→ **EXERCISE DETAILS**: In the data below, count how many lines contain "JSON" and give that number by itself.

Element data from apps and pages:

[Start of section]

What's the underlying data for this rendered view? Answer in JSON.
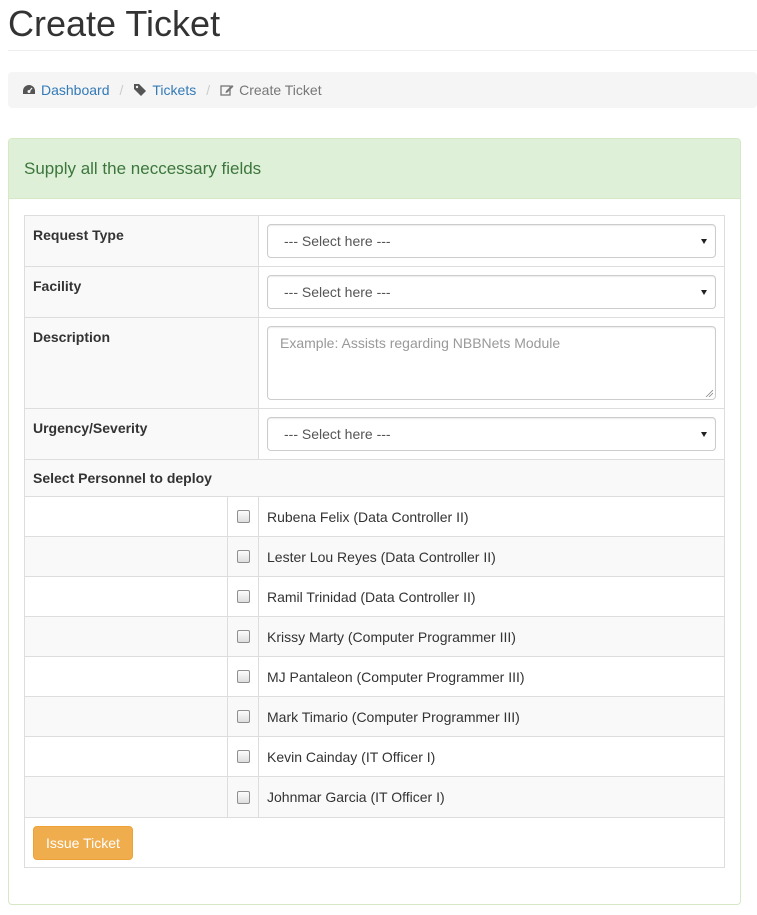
{
  "page": {
    "title": "Create Ticket"
  },
  "breadcrumb": {
    "items": [
      {
        "label": "Dashboard",
        "icon": "dashboard-icon"
      },
      {
        "label": "Tickets",
        "icon": "tag-icon"
      },
      {
        "label": "Create Ticket",
        "icon": "edit-icon"
      }
    ],
    "separator": "/"
  },
  "panel": {
    "heading": "Supply all the neccessary fields"
  },
  "form": {
    "request_type": {
      "label": "Request Type",
      "value": "--- Select here ---"
    },
    "facility": {
      "label": "Facility",
      "value": "--- Select here ---"
    },
    "description": {
      "label": "Description",
      "placeholder": "Example: Assists regarding NBBNets Module"
    },
    "urgency": {
      "label": "Urgency/Severity",
      "value": "--- Select here ---"
    }
  },
  "personnel": {
    "header": "Select Personnel to deploy",
    "items": [
      "Rubena Felix (Data Controller II)",
      "Lester Lou Reyes (Data Controller II)",
      "Ramil Trinidad (Data Controller II)",
      "Krissy Marty (Computer Programmer III)",
      "MJ Pantaleon (Computer Programmer III)",
      "Mark Timario (Computer Programmer III)",
      "Kevin Cainday (IT Officer I)",
      "Johnmar Garcia (IT Officer I)"
    ]
  },
  "actions": {
    "issue_label": "Issue Ticket"
  },
  "colors": {
    "link": "#337ab7",
    "panel_heading_bg": "#dff0d8",
    "panel_heading_text": "#3c763d",
    "warning_button": "#f0ad4e"
  }
}
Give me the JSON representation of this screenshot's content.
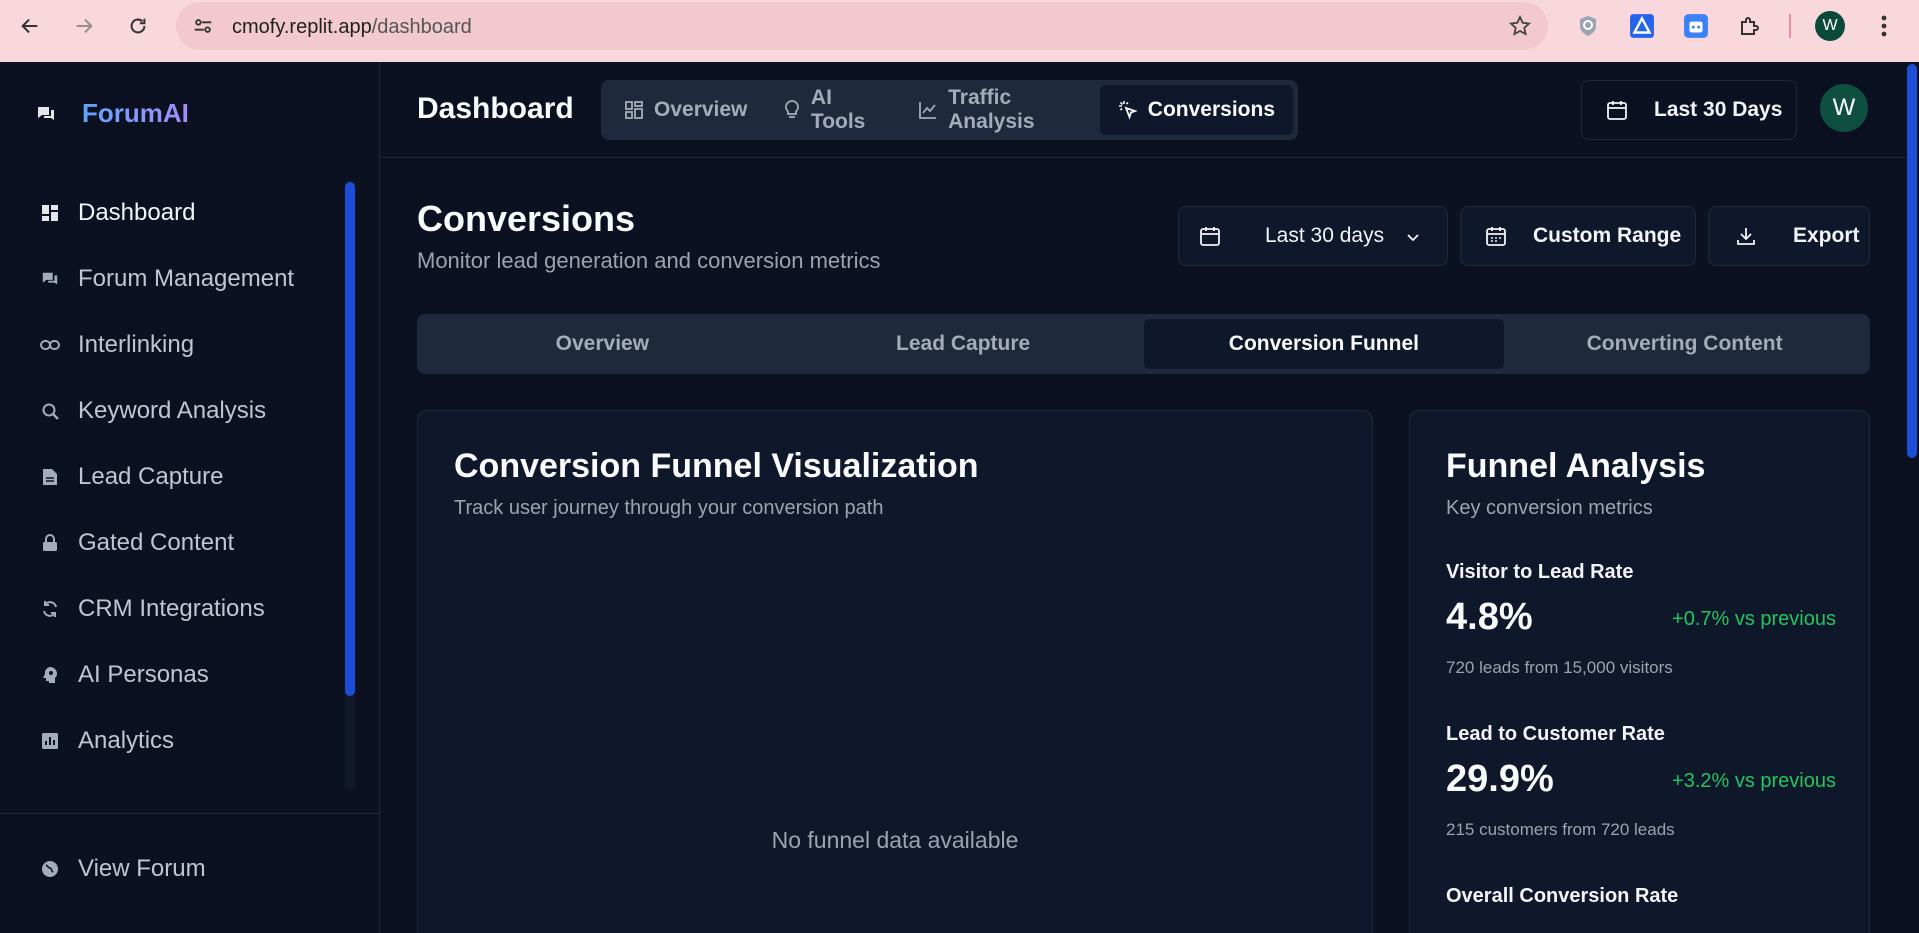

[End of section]

→ **SOLVED PROBLEM**: 2